▶ _TASK DETAILS_: Please repeat the records beneath this task exactly as they appear, but skip the images.

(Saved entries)
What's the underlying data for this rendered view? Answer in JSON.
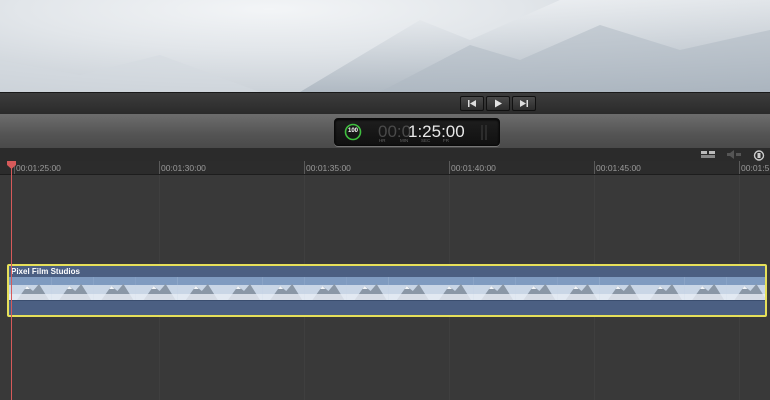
{
  "transport": {
    "buttons": [
      "skip-back",
      "play",
      "skip-forward"
    ]
  },
  "dashboard": {
    "render_percent": "100",
    "timecode_dim": "00:0",
    "timecode_lit": "1:25:00",
    "units": [
      "HR",
      "MIN",
      "SEC",
      "FR"
    ]
  },
  "ruler": {
    "labels": [
      "00:01:25:00",
      "00:01:30:00",
      "00:01:35:00",
      "00:01:40:00",
      "00:01:45:00",
      "00:01:5"
    ]
  },
  "clip": {
    "title": "Pixel Film Studios",
    "selected": true
  },
  "colors": {
    "clip_body": "#4b5f82",
    "clip_selection": "#e6e05a",
    "playhead": "#d65a5a",
    "render_ring": "#3fbf3f"
  },
  "icons": [
    "skip-back-icon",
    "play-icon",
    "skip-forward-icon",
    "clip-appearance-icon",
    "audio-skimming-icon",
    "snapping-icon",
    "playhead-marker-icon"
  ]
}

▶ _SOLUTION TO THE EXERCISE_:
What's the underlying data for this rendered view? Answer in JSON.
{
  "transport": {
    "buttons": [
      "skip-back",
      "play",
      "skip-forward"
    ]
  },
  "dashboard": {
    "render_percent": "100",
    "timecode_dim": "00:0",
    "timecode_lit": "1:25:00",
    "units": [
      "HR",
      "MIN",
      "SEC",
      "FR"
    ]
  },
  "ruler": {
    "labels": [
      "00:01:25:00",
      "00:01:30:00",
      "00:01:35:00",
      "00:01:40:00",
      "00:01:45:00",
      "00:01:5"
    ]
  },
  "clip": {
    "title": "Pixel Film Studios",
    "selected": true
  },
  "colors": {
    "clip_body": "#4b5f82",
    "clip_selection": "#e6e05a",
    "playhead": "#d65a5a",
    "render_ring": "#3fbf3f"
  },
  "icons": [
    "skip-back-icon",
    "play-icon",
    "skip-forward-icon",
    "clip-appearance-icon",
    "audio-skimming-icon",
    "snapping-icon",
    "playhead-marker-icon"
  ]
}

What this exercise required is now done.